----- Record excerpts

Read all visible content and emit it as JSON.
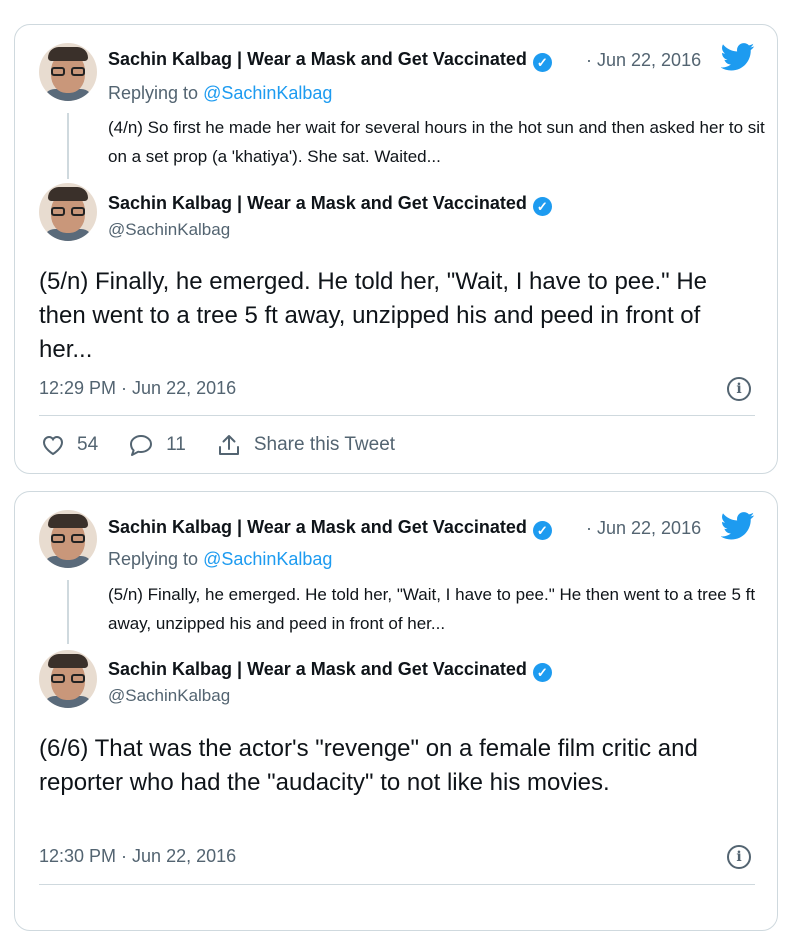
{
  "cards": [
    {
      "quoted": {
        "name": "Sachin Kalbag | Wear a Mask and Get Vaccinated",
        "date": "· Jun 22, 2016",
        "replying_label": "Replying to",
        "replying_to": "@SachinKalbag",
        "text": "(4/n) So first he made her wait for several hours in the hot sun and then asked her to sit on a set prop (a 'khatiya'). She sat. Waited..."
      },
      "tweet": {
        "name": "Sachin Kalbag | Wear a Mask and Get Vaccinated",
        "handle": "@SachinKalbag",
        "text": "(5/n) Finally, he emerged. He told her, \"Wait, I have to pee.\" He then went to a tree 5 ft away, unzipped his and peed in front of her...",
        "time": "12:29 PM · Jun 22, 2016"
      },
      "actions": {
        "likes": "54",
        "replies": "11",
        "share": "Share this Tweet"
      }
    },
    {
      "quoted": {
        "name": "Sachin Kalbag | Wear a Mask and Get Vaccinated",
        "date": "· Jun 22, 2016",
        "replying_label": "Replying to",
        "replying_to": "@SachinKalbag",
        "text": "(5/n) Finally, he emerged. He told her, \"Wait, I have to pee.\" He then went to a tree 5 ft away, unzipped his and peed in front of her..."
      },
      "tweet": {
        "name": "Sachin Kalbag | Wear a Mask and Get Vaccinated",
        "handle": "@SachinKalbag",
        "text": "(6/6) That was the actor's \"revenge\" on a female film critic and reporter who had the \"audacity\" to not like his movies.",
        "time": "12:30 PM · Jun 22, 2016"
      }
    }
  ],
  "icons": {
    "verified": "verified-check-icon",
    "bird": "twitter-bird-icon",
    "info": "info-icon",
    "like": "heart-icon",
    "reply": "speech-bubble-icon",
    "share": "share-arrow-icon"
  },
  "colors": {
    "accent": "#1d9bf0",
    "muted": "#536471",
    "border": "#cfd9de"
  }
}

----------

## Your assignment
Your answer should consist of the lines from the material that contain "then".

## Answer section
        "text": "(4/n) So first he made her wait for several hours in the hot sun and then asked her to sit on a set prop (a 'khatiya'). She sat. Waited..."
        "text": "(5/n) Finally, he emerged. He told her, \"Wait, I have to pee.\" He then went to a tree 5 ft away, unzipped his and peed in front of her...",
        "text": "(5/n) Finally, he emerged. He told her, \"Wait, I have to pee.\" He then went to a tree 5 ft away, unzipped his and peed in front of her..."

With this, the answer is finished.